Unemployment + Holidays + Family = Stressed To The Max.
In a parody of seasonal favorite, “The Twelve Days of Christmas,” one of The Twelve Pains of Christmas is facing the in-laws. Well, it isn’t just the in-laws that can be a pain, but your own family as well. Whether immediate or extended, your family has your best interest in mind. Or maybe they just like pushing your buttons. The holiday season is sure to do one thing: Bring everyone together, the in-laws and the outlaws. And, yes, you have to go. But you can make the time less agonizing.
One of the topics of conversation is sure to be your lack of employment. You can expect career advice, criticism and lots of questions. Facing this experience is enough to give you hives! But it doesn’t have to be this way. As someone who is search for a job, you can take steps to prevent attacks and make attending holiday gatherings pleasant. Planning ahead a little, instead of dreading it, will make family gatherings much better for you.
The key is to take the initiative and bring up the situation. Yes, you bring it up. By doing so, you take control of the matter because you have determined the ground rules beforehand. And you can certainly follow your own rules regardless of what others do or say. You will have to stand firm, but you can do it. This is a commitment to yourself.
When Dealing With Family Holidays…
Step 1: In the days leading up to the occasion, determine what you want people to know. Anticipate their questions. Because you know them so well, you can predict what comments they will have. This step is crucial to being prepared for any situation. Write it all down.
Step 2: Look at what you have written and take each statement one by one. Write down how you want to respond. Rewrite, tweak, then practice, practice, practice your responses. Out loud. It is very important to rehearse so you don’t forget any of the golden nuggets you worked so hard to obtain. You should be able to fluently recite the answers word for word or paraphrase them without missing a thought or idea.
Step 3: Pre-arrange a signal with a trusted ally. This will get you out of harm’s way in case someone grabs your attention and–despite all your best, most polite efforts to get away–won’t let you go. This signal should be subtle and discreet—remove your glasses, a tie or scarf, or tug your right ear, ala Carol Burnett. You don’t have to leave the gathering, just that person. It can be a life saver.
Step 4: When you arrive at the event, you get to choose the time and place to use your prepared statement. You can also choose which person you talk to first. Say what you have planned and don’t allow anyone to interrupt you. This is your time to say what needs to be said. When you finish, indicate that you are not open to discussion about it. It’s a party! By all means remain, calm and respectful. One more thing: Remain alcohol-free when you do this. It adds to your credibility.
Step 5: Enjoy the rest of the event! You will enjoy the rest of the event if you continue to stick to the commitment you made with yourself.
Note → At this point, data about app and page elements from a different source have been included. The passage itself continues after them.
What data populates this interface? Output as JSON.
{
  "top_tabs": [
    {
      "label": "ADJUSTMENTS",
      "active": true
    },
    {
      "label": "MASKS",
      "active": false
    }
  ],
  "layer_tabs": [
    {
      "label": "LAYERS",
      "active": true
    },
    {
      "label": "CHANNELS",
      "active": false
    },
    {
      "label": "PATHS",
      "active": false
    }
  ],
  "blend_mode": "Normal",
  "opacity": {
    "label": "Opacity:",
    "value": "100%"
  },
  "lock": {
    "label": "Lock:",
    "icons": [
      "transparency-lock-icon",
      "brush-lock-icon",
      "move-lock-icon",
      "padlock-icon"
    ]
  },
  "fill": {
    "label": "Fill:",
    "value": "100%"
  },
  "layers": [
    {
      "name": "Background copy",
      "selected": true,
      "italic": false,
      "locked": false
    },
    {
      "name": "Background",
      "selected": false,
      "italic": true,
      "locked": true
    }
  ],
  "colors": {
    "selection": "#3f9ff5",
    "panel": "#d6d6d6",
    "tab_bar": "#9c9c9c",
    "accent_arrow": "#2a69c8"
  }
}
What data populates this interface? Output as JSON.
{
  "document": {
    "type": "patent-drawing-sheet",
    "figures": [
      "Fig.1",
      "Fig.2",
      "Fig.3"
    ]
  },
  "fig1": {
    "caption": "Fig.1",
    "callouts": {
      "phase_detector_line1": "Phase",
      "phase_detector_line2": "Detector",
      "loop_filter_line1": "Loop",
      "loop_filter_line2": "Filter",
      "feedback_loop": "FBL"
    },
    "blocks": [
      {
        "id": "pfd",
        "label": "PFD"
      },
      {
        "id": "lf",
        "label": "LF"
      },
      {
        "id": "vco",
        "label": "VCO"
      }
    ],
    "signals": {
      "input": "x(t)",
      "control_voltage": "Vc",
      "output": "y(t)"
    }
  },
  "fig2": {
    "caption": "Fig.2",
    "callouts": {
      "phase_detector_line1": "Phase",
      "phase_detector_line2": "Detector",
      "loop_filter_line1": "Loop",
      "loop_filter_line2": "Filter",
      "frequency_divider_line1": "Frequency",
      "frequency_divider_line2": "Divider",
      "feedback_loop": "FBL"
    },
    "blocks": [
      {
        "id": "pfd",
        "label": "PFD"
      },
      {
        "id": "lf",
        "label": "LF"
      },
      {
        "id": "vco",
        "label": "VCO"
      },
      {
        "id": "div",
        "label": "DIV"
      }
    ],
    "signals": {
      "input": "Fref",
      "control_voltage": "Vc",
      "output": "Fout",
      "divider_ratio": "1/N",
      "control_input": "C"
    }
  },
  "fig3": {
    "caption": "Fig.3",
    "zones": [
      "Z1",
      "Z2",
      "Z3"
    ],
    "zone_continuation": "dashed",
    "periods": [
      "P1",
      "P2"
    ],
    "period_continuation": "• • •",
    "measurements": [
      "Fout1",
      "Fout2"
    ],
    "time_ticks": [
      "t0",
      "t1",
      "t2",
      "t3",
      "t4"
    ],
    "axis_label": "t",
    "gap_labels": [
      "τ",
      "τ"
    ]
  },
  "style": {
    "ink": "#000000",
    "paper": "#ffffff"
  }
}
Gathering for the holidays is meant to be fun and enjoyable for everyone. But every family has ways of pushing its members’ buttons. Sometimes, it is all in good fun; other times, not so. This can be hurtful for the person on the receiving end, even when comments are intended to be in good fun or to be sincerely helpful. With a planning and patience, the holidays with family can be the happy times they are meant to be.
Enjoy the holidays and your family!
Arleen Bradley is a Certified Job Loss Recovery Coach, a Certified Career Management Coach and a Certified Job Search Strategist. She is the founder/coordinator of two job search networking groups in which over 225 people have obtained jobs – and is the author of the weekly career blog, Surviving Unemployment.
Family holiday dinner image from Shutterstock